SOURCE INFORMATION START

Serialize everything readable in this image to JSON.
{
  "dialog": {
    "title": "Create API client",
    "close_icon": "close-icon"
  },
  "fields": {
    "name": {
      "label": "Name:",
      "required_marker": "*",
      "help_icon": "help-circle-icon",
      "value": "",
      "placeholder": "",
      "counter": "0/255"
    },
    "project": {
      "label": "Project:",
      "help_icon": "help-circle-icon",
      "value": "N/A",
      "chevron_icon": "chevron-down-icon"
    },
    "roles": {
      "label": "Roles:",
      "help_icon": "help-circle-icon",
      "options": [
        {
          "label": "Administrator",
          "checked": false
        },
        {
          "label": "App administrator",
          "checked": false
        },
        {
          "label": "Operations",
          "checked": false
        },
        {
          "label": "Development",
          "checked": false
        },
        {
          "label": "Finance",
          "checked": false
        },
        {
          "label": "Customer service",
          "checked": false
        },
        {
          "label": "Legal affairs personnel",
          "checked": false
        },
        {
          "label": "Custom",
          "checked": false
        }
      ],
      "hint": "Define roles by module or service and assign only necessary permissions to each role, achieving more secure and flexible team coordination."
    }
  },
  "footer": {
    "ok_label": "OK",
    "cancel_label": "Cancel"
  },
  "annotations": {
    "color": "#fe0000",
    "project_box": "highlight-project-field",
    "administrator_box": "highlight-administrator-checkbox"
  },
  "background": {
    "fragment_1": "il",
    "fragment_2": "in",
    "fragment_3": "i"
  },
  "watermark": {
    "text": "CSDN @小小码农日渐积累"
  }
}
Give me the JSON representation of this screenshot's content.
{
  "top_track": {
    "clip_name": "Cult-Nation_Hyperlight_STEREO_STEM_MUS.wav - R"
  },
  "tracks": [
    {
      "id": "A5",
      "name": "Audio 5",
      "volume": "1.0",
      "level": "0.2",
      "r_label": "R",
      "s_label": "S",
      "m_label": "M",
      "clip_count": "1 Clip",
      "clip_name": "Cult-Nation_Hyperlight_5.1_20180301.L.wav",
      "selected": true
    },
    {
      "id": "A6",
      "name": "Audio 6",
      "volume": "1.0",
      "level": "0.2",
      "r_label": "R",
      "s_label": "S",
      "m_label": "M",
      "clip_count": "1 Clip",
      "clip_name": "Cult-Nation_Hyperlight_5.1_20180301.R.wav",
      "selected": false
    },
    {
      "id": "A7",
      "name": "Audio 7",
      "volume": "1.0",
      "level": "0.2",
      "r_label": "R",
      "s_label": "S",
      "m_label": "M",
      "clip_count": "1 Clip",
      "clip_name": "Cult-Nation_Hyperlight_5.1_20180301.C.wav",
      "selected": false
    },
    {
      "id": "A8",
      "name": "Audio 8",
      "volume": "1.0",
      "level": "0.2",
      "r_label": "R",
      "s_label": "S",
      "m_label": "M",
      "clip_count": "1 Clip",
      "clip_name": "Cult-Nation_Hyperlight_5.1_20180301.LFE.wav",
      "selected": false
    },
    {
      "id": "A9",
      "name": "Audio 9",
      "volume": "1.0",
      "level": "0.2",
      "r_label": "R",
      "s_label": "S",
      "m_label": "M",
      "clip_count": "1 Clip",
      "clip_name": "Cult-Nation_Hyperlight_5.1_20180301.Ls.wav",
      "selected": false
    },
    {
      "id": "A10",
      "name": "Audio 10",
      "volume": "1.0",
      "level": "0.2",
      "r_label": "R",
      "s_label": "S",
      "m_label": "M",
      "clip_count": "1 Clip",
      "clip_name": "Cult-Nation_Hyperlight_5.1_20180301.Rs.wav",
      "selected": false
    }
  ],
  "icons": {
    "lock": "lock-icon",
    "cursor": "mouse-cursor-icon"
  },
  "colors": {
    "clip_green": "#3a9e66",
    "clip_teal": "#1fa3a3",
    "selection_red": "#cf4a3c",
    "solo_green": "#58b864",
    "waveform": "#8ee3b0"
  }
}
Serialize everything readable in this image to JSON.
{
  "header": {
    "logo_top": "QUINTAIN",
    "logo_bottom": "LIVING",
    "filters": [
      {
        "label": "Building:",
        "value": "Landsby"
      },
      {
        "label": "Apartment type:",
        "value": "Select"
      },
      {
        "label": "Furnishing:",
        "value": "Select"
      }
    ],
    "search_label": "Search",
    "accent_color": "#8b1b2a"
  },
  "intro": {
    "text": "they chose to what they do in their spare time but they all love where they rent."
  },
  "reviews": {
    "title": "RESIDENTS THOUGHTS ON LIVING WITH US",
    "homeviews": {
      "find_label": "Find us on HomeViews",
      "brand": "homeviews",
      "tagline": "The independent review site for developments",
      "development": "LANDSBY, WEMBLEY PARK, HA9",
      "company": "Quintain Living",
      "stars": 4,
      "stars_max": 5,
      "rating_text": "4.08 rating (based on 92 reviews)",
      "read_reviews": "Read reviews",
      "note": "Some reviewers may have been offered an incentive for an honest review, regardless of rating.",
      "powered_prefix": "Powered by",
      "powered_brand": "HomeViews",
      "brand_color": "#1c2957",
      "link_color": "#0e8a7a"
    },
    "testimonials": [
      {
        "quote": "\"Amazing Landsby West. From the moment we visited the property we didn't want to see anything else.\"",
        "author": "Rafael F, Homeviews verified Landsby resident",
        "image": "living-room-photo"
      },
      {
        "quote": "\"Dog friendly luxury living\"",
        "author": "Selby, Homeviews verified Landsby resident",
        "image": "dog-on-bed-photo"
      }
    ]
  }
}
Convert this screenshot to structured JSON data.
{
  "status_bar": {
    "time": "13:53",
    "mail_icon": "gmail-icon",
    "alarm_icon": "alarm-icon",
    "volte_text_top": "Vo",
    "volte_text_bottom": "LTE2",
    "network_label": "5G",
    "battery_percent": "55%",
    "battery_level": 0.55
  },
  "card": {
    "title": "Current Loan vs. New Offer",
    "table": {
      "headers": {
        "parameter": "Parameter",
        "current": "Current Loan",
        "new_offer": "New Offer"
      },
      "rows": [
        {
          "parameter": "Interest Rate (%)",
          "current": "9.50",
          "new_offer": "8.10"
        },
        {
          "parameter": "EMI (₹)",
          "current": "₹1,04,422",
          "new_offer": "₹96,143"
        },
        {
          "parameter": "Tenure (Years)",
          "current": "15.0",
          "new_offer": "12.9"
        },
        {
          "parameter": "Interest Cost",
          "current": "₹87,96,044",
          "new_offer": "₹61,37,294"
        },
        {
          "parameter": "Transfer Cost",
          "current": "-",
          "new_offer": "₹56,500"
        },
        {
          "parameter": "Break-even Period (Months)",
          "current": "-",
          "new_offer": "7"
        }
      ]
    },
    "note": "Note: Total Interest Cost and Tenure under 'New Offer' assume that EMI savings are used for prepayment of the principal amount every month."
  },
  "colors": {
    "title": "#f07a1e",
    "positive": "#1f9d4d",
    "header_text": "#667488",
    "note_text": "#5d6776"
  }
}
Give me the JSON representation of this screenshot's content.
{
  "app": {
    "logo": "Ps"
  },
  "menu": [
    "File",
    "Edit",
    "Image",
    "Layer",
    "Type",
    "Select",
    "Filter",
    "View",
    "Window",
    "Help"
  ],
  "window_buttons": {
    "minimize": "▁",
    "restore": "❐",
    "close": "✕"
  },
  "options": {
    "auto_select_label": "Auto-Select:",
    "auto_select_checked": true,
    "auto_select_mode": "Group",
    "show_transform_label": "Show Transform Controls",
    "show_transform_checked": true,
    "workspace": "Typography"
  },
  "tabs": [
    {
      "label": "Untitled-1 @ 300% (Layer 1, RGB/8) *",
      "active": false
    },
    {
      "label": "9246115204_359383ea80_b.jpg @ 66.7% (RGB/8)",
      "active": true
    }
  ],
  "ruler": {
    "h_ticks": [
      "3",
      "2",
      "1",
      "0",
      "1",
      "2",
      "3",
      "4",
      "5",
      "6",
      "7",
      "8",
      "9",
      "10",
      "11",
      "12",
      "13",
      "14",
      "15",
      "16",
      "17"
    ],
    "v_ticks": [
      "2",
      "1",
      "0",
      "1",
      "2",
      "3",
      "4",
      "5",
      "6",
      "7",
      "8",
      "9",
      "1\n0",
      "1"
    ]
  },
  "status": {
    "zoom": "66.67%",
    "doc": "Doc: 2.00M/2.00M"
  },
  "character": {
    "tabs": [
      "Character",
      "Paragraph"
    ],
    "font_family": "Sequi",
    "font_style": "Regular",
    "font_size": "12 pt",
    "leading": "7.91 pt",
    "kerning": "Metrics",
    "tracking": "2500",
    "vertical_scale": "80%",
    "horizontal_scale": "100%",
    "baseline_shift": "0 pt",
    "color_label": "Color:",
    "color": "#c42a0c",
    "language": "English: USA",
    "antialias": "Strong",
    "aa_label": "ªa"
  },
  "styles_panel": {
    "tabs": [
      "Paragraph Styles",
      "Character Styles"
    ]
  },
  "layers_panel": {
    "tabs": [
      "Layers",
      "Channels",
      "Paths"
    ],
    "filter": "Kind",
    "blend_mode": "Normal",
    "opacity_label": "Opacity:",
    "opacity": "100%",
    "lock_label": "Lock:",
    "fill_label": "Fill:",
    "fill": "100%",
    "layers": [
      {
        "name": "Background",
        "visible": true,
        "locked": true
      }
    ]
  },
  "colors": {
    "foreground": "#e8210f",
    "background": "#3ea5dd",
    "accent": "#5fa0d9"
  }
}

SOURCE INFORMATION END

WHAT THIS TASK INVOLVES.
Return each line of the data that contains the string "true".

WORKED SOLUTION.
      "selected": true
    "auto_select_checked": true,
    "show_transform_checked": true,
      "active": true
        "visible": true,
        "locked": true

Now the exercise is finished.